Anticipation and Futures Literacy
About this Theme
In the world we live in, characterised by increasing levels of volatility, uncertainty, complexity and ambiguity, it is more important than ever that we equip ourselves with strategies for effectively reasoning about the future in order to plan and prepare for futures both anticipated and unanticipated. While this is true across all areas of society and government, the challenges of reasoning about the future in relation to cyber security, and the imperative to do so effectively, are further intensified. The pace of technological change and its implications for society, bringing both threats and opportunities, is one of the driving forces behind cyber security in all its aspects. Whether it’s assessing the risk of moving proprietary data to the Cloud, considering the potential impacts of emerging technology on current and future industry, or designing trusted automated products, it’s critical that cyber security takes the lead in rigorous futures thinking. We see Futures Literacy as the practical capability that enables us to do this rigorous thinking, and to use the future to inform action in the present. Being ‘futures literate’ means being conscious of and understanding why and how we are using the future. By becoming futures literate, as individuals and organisations, we can make more effective decisions to plan and prepare for a range of possible futures in cyber security.
Risk management is one key application, often treated as a prescriptive activity following specific steps to produce objective outputs. Cyber risk management has so far been heavily focused around specific processes or tools. Given the rapid digitalisation and connectivity of the products and services that society interacts with on a daily basis, risk analysts must become better at thinking about the future and developing narratives that can resonate with a wide spectrum of future risk. Embedding futures literacy across the cyber risk management process is critical to meeting this need: from the variety of tools and methods available to cyber risk practitioners to analyse cyber risk and futures; to the communication of risk information in ways that effectively motivate action in the present; to the wider cyber risk management process that can cope with futures complexities in our digital systems.

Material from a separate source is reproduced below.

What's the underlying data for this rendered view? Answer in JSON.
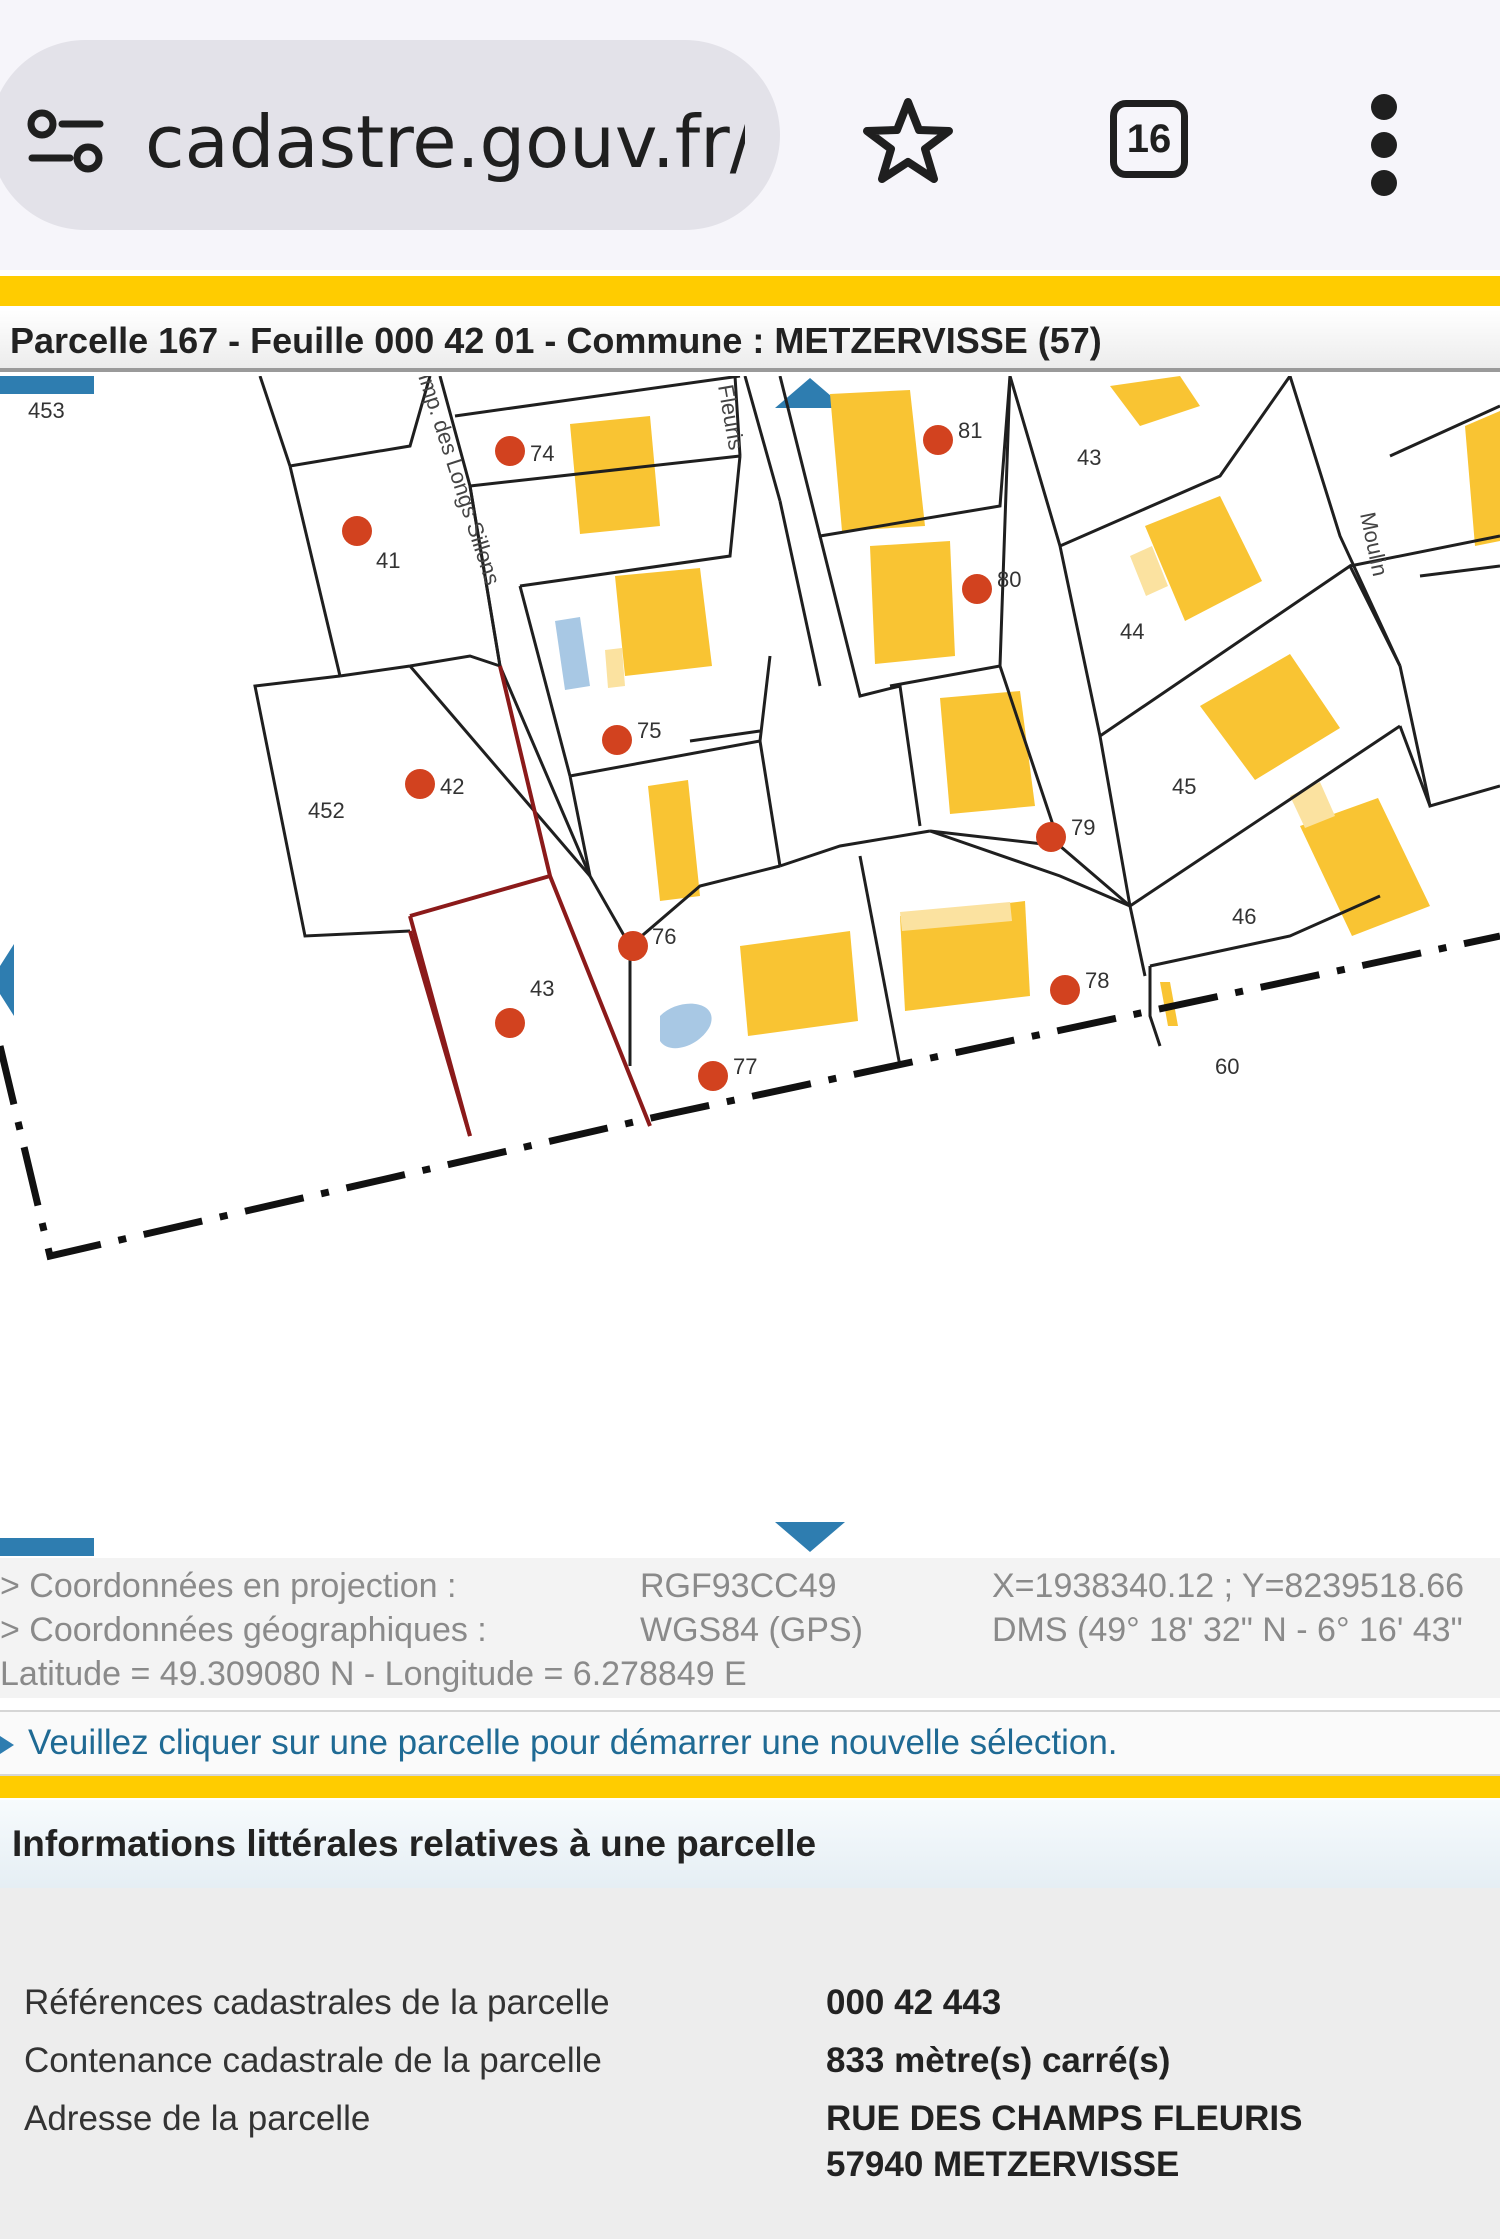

While a futures literate approach to cyber risk management is critical, the concerns of cyber security go beyond the process of managing risk for specific systems or current problems. Cyber security needs to also grapple with broader questions about digital futures and consider the implications, threats, opportunities and unanticipated events, of a range of different futures. This may be in relation to the evolution of current technology, emerging and future technology and also, critically, how developments in technology may interact with and impact on society, policy, organisations and individuals. A focus on technology alone is insufficient to exploring what we care about in digital futures. We need to equip ourselves with methods to reason about the future that can bring deep expertise in technology together with a structured exploration of the range of ways in which technology may interact with the world.
If we’re all to thrive and to keep our citizens safe in this fast-paced digital age then we must all become more futures literate. The expertise and infrastructure of the Research Institute for Sociotechnical Cyber Security (RISCS), working in partnership with the National Cyber Security Centre (NCSC), provides an excellent foundation on which to build the national and global capacity in futures literate cyber security.
Professor Genevieve Liveley introduced the Anticipation Theme at RISCS Showcase 2021.
Securing the Future: Emerging Technology and Futures Literacy
Liveley, G., Slocombe, W., and Spiers, E. (2021). ‘Futures Literacy through Narrative’, Futures, 125.
CyRes and FLiNT Futures Storybook
- identify learning points from these future scenarios to inform action now
- spot weaknesses in their existing cyber practices
- explore together what can be done by Boards to mitigate risks and harms in these scenarios
You can read the stories in the slider below: